Hairy Crab (毛蟹, Máoxiè, "Hairy Crab") - The oolongs of Anxi county in Fujian are diverse but largely overshadowed by the most popular cultivar, Tiě Guān Yīn. The hype machine behind this most celebrated of Chinese teas has relegated many of the heirloom tea varietals of Anxi to obscurity or even extinction. Often referred to as the sè zhǒng 色種 ("Color Types"), these minority cultivars are distinctive and worthwhile in their own right, but lack the brand recognition or high yield to justify widespread cultivation. As such, they are often blended and sold as Tiě Guān Yīn. Searching for several days in the tea markets of Anxi failed to turn up examples of these Color Types (or even any decent Tiě Guān Yīn), and it wasn't until we left Anxi empty-handed that we discovered them in a small tea processing operation in Longmen, a tiny hot spring town just north of Xiamen. The octagenarian proprietors of the establishment have long-standing family ties to tea farmers in Anxi who still grow some of the traditional Color Types, and every year they acquire small batches of these heirloom teas which they keep separate and process themselves. A low-oxidation, machine-processed example of the classic Anxi rolled oolongs. Hairy Crab, along with Golden Turtle and Root Mountain, is one of the three most famous varietals that have become synonymous with the term Color Types. Harvested later than the other Color Types, Hairy Crab has a darker leaf color and correspondinbly "darker" fragrance than the rest, while still having a delicate and mild mouthfeel.
Tastes like you’re drinking a bouquet with some dirt still on the roots. Floral, earthy and clean. Very enjoyable.

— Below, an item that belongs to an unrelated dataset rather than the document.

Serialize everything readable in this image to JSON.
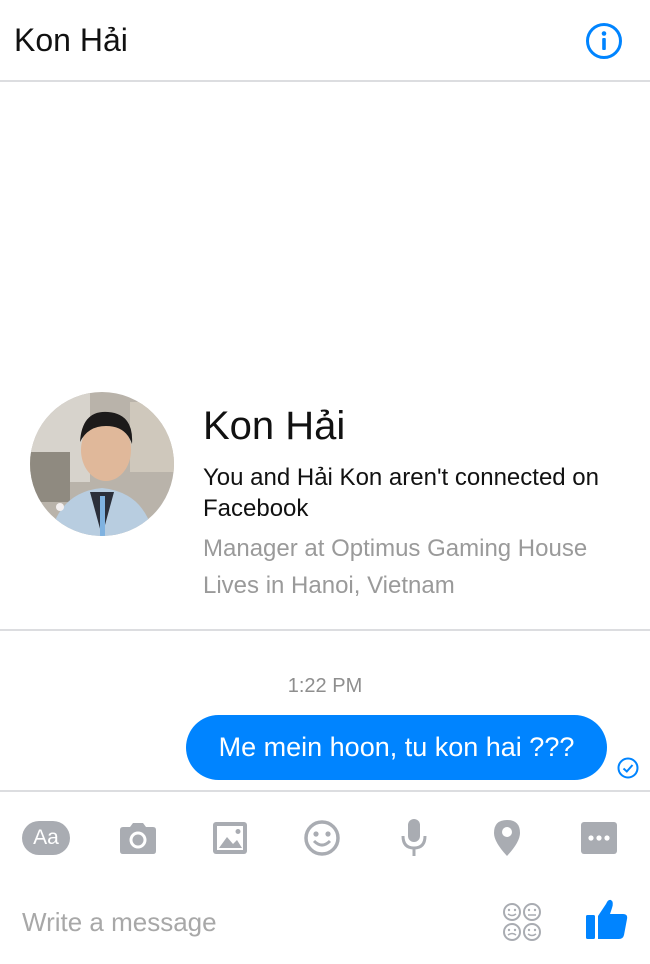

I've smelled other teas with aromas to match that of West China Tea's Hairy Crab, but many times the flavors didn't quite match the fragrance. Not so with Hairy Crab. The taste was just as luxurious and complex as the scent. Light, sumptuous and very refreshing.